▶ **Work item**:
The result should be every line of the listing that contains "time".
** Data excerpts follows **
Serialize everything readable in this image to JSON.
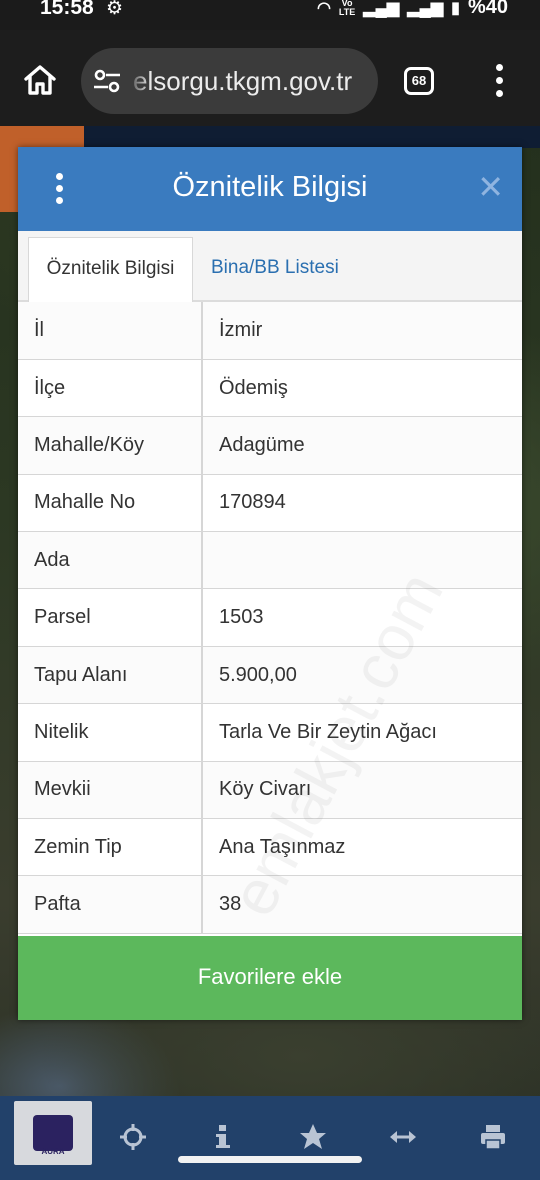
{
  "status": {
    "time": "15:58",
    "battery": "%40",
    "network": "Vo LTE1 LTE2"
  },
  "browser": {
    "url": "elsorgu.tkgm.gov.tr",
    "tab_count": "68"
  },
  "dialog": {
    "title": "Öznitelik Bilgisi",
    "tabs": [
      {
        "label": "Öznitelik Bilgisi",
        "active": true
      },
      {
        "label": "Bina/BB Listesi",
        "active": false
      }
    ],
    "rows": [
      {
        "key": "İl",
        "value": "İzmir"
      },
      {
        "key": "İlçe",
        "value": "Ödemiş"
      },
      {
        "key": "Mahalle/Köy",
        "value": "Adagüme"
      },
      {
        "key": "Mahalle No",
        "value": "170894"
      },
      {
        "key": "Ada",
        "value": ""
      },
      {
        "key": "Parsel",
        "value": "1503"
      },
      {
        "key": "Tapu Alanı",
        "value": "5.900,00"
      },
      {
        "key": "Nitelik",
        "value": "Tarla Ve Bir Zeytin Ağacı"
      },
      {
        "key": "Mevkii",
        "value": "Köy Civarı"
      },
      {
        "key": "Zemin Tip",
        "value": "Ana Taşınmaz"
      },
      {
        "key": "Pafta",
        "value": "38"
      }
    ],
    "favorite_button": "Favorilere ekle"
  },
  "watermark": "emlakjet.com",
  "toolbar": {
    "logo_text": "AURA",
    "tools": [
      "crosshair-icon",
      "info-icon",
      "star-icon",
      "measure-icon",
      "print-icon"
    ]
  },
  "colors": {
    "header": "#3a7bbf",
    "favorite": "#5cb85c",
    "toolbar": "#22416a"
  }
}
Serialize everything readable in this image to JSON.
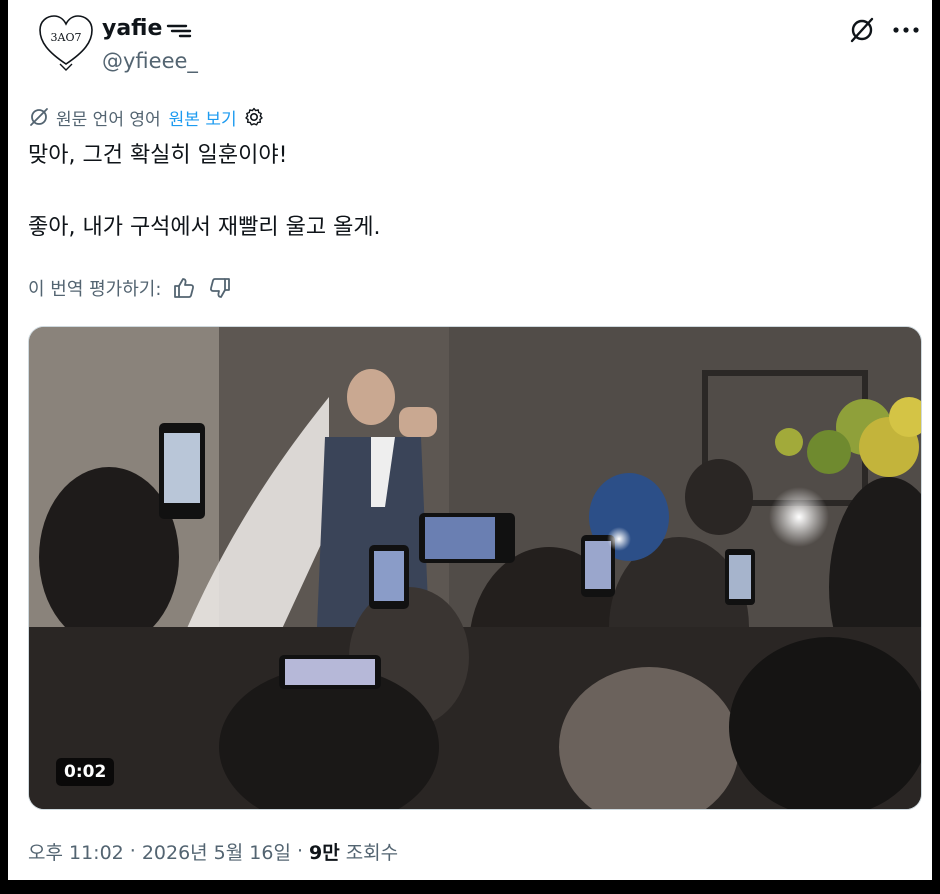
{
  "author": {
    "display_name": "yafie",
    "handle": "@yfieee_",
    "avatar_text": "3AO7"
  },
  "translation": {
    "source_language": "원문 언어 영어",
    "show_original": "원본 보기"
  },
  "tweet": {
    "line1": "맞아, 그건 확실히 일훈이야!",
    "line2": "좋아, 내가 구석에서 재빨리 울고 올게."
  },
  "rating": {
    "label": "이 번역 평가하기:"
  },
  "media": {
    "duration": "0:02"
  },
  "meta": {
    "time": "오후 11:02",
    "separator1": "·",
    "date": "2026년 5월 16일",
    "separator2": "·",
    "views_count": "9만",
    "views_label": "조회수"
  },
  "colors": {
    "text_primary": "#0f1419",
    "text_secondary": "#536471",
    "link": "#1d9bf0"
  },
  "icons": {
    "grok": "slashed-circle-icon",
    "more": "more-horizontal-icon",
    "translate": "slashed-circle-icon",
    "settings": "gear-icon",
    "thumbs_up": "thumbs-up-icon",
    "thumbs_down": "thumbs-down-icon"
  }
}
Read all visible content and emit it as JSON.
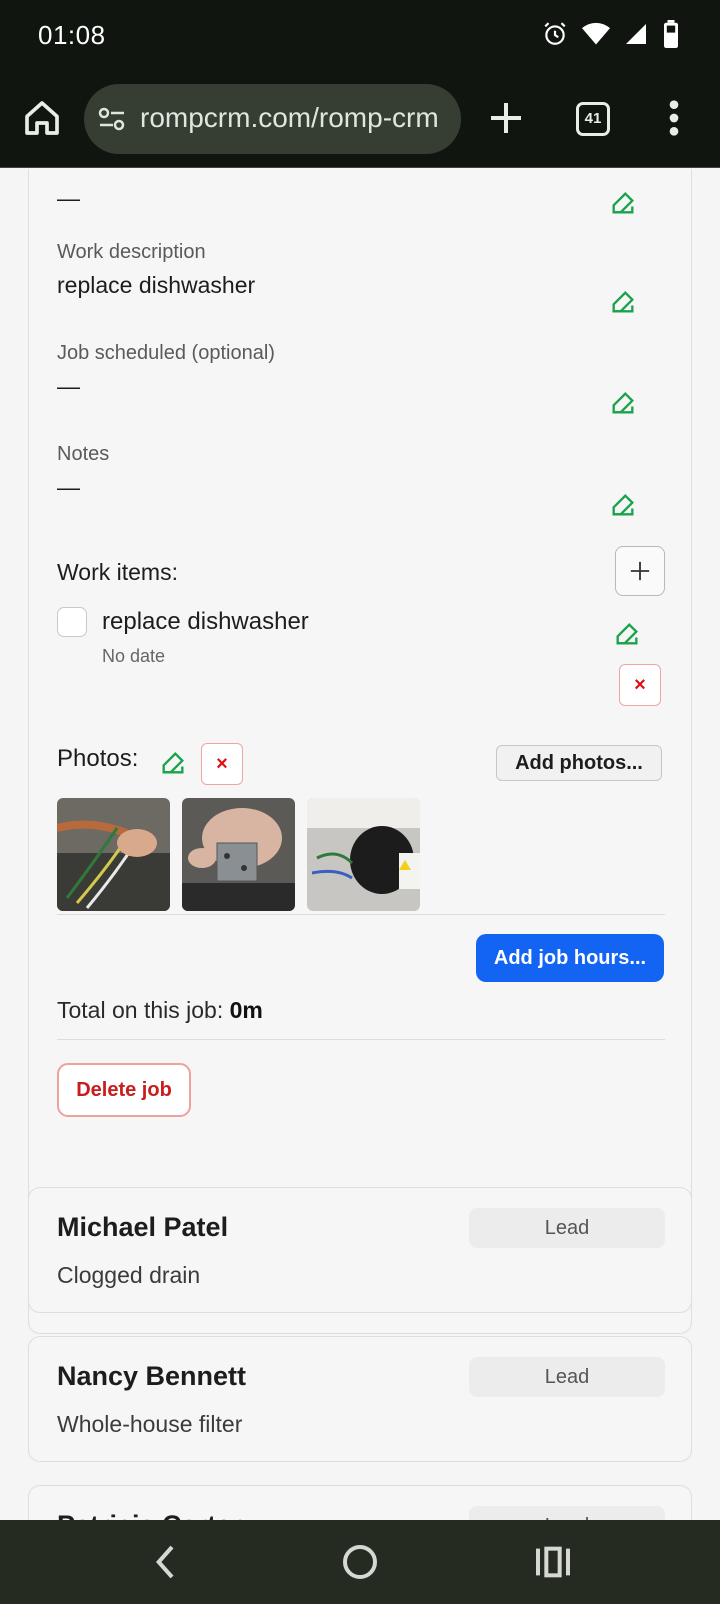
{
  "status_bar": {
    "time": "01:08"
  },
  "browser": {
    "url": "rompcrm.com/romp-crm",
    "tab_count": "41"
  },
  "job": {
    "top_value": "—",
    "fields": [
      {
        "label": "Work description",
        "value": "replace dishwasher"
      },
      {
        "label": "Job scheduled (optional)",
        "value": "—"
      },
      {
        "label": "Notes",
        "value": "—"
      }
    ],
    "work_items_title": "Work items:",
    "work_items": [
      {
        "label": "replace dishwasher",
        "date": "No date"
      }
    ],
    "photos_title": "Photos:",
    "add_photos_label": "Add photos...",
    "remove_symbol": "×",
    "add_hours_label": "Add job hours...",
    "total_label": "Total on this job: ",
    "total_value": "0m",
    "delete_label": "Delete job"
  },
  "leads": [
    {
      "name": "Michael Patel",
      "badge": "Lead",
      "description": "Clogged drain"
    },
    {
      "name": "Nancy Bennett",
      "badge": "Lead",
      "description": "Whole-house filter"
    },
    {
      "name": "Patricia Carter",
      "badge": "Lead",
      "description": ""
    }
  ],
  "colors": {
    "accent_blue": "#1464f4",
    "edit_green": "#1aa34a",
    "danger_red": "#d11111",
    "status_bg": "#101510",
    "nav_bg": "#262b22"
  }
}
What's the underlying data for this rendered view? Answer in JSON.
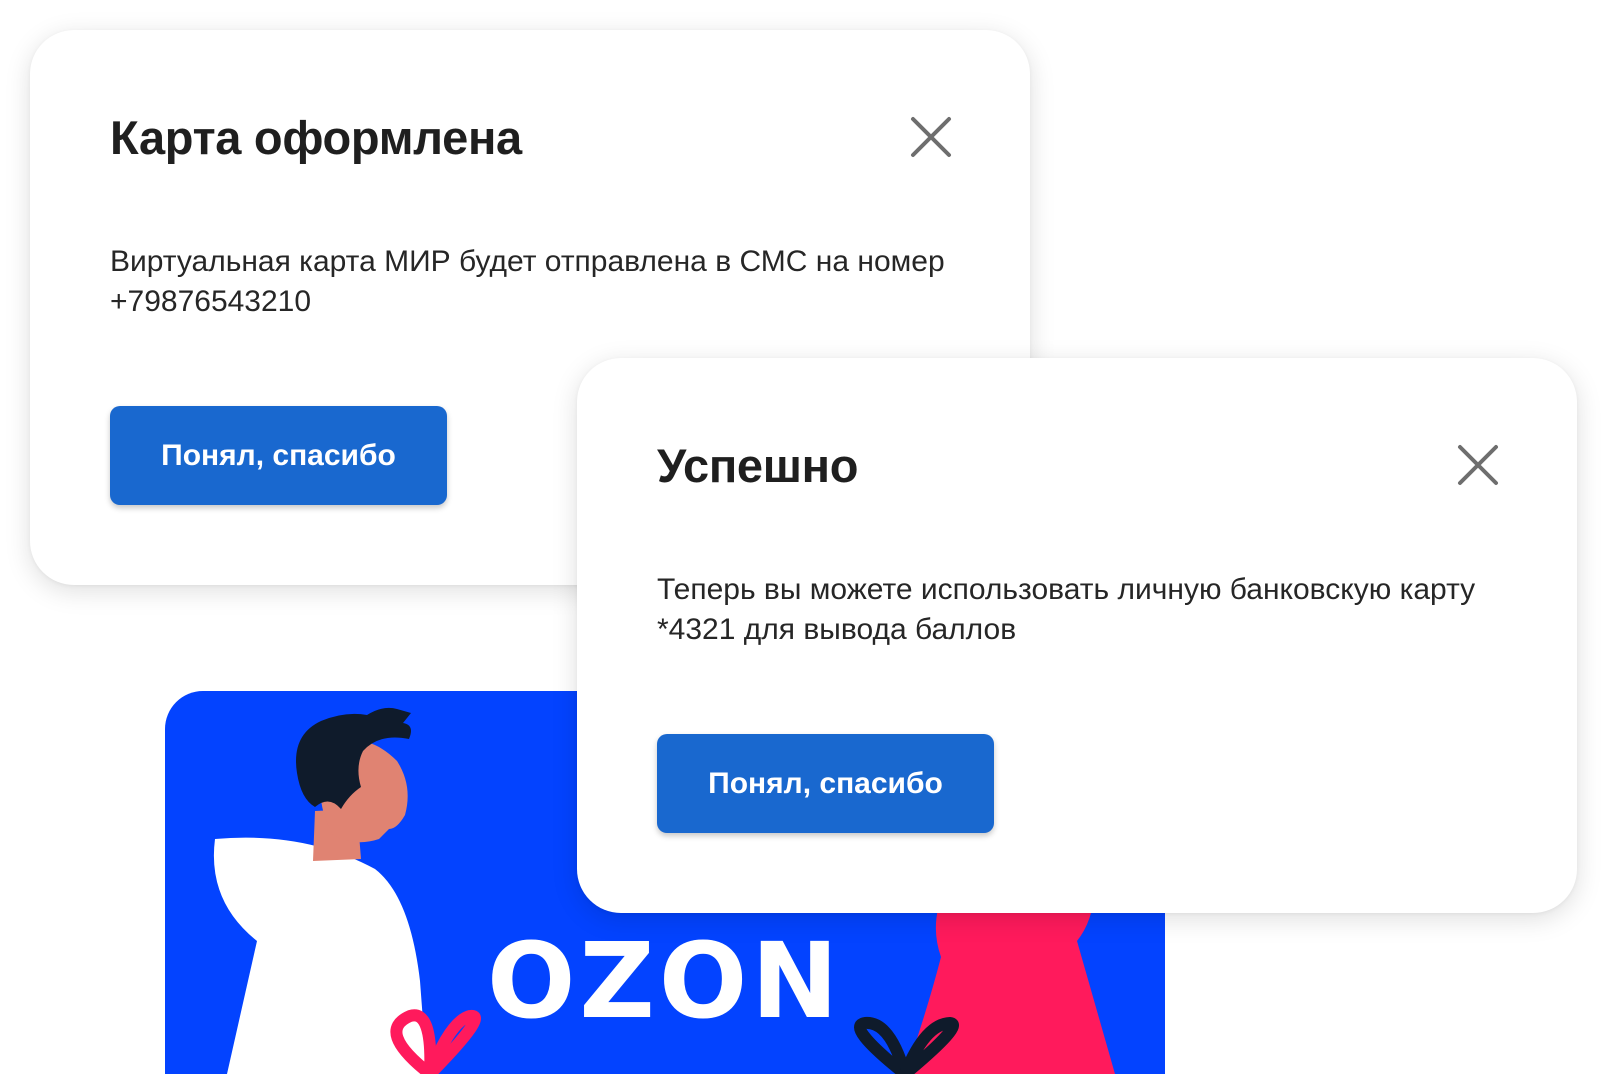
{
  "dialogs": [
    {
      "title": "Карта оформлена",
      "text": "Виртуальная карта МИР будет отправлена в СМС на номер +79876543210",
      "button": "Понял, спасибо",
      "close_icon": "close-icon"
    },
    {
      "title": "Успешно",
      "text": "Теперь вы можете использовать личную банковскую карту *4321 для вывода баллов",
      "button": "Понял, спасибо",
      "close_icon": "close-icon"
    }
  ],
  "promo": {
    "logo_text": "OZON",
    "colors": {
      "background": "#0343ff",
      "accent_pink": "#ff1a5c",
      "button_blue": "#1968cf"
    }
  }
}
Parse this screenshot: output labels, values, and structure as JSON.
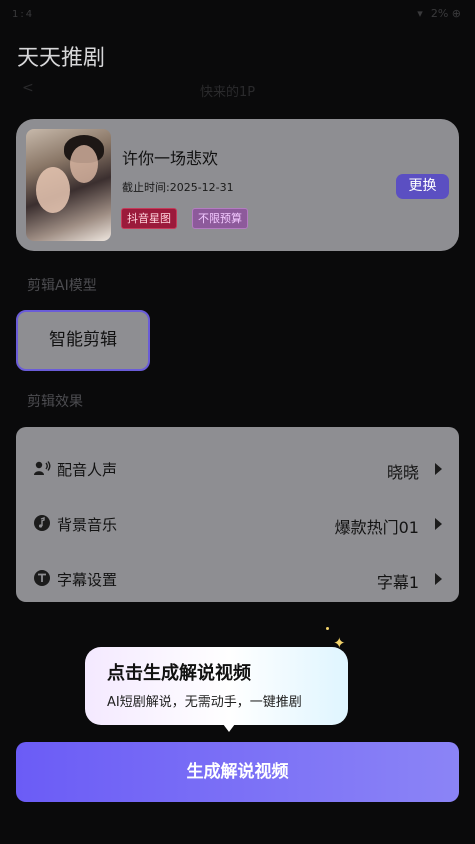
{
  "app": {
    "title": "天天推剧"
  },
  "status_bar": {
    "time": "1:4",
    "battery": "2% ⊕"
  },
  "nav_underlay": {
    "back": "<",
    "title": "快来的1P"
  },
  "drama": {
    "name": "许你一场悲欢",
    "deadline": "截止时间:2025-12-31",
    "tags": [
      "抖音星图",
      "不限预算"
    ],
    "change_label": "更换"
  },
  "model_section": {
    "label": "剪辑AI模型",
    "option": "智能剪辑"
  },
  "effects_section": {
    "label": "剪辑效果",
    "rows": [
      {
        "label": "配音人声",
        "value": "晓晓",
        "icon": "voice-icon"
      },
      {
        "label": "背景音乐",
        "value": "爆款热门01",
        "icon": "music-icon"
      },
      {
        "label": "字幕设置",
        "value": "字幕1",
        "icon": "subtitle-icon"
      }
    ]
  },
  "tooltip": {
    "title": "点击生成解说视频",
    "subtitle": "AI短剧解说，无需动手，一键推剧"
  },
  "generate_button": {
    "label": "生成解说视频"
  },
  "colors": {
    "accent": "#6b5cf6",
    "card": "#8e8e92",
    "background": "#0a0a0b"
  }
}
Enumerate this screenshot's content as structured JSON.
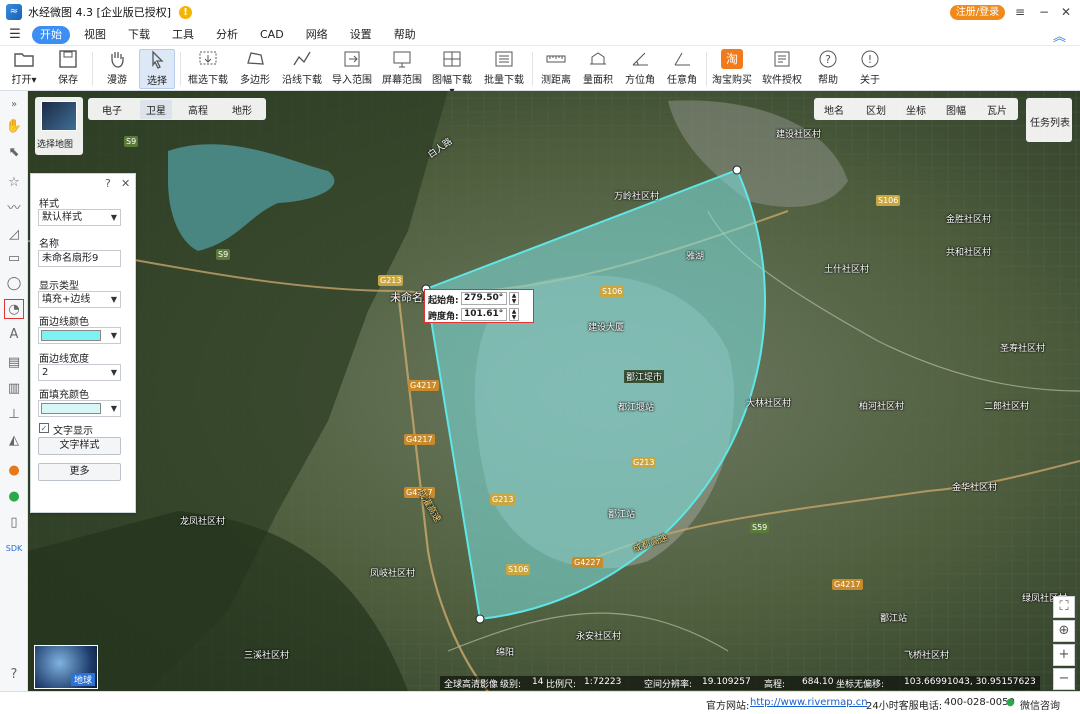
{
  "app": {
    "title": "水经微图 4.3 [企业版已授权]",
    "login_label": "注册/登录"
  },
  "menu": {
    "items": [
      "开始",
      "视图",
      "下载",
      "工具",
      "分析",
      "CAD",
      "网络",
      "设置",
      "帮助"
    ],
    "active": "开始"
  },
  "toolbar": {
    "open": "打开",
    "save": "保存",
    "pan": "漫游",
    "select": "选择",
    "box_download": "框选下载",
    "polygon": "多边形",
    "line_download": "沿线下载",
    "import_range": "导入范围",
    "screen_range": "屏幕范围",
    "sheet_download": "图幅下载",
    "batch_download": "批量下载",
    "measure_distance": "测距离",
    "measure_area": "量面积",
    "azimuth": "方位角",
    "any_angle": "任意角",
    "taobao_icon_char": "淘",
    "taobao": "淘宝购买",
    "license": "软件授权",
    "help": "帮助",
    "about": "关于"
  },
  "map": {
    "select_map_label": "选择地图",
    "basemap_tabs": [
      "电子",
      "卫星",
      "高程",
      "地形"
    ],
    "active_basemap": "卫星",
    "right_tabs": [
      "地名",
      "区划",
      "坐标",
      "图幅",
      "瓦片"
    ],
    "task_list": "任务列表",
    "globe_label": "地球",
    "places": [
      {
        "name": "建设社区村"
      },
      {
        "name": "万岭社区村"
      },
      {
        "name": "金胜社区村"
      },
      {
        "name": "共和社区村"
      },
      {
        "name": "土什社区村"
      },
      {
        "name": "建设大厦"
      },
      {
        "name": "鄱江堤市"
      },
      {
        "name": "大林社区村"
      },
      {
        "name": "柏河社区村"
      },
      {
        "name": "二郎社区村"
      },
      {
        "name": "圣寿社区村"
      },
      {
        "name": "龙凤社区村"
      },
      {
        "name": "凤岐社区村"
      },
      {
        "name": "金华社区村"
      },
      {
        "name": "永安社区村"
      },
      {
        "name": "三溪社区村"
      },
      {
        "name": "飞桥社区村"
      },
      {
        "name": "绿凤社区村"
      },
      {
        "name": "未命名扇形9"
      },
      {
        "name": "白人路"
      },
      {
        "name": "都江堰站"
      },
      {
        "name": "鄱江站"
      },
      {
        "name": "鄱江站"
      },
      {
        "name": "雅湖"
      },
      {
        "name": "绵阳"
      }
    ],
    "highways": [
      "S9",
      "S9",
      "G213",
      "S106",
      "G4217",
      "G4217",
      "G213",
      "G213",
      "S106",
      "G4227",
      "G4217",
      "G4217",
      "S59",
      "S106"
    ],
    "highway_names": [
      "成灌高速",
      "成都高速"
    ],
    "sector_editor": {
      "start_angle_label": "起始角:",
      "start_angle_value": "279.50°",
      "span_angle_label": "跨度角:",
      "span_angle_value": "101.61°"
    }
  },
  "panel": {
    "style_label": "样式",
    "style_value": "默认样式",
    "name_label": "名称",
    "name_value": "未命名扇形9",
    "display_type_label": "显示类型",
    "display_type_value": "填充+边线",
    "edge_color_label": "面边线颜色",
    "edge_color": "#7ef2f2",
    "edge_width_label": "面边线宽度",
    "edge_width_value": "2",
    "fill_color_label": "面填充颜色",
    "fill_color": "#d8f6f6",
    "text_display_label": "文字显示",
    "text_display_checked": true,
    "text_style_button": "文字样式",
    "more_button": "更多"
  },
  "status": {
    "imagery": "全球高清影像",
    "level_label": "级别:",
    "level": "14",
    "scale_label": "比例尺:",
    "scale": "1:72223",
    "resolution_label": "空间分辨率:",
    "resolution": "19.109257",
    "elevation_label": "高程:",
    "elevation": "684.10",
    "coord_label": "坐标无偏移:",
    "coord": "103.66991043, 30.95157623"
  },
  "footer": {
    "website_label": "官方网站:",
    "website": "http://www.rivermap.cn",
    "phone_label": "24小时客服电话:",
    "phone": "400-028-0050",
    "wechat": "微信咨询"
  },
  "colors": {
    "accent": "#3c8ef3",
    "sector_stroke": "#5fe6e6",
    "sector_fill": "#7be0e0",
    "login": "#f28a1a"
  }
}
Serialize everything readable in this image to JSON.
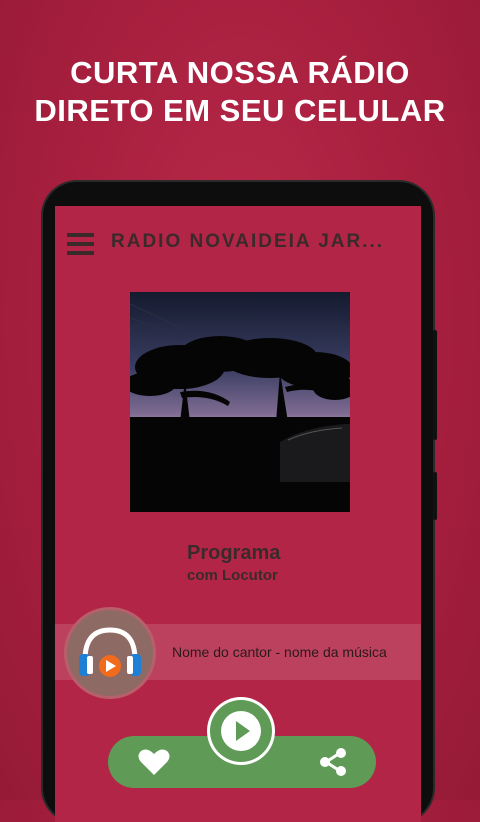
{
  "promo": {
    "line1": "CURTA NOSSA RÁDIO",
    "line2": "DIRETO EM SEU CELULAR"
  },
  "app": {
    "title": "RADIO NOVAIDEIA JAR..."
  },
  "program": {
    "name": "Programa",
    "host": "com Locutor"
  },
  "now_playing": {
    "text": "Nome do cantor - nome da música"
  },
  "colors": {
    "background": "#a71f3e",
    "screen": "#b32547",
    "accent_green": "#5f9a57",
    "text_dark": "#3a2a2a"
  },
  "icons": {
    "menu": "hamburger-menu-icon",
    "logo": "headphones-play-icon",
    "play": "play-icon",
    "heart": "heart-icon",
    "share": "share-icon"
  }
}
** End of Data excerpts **
▶ **Response to this exercise**:
    "time": "15:58",
    "time": "오후 11:02",
    "time": "01:08"
    "time": "1:4",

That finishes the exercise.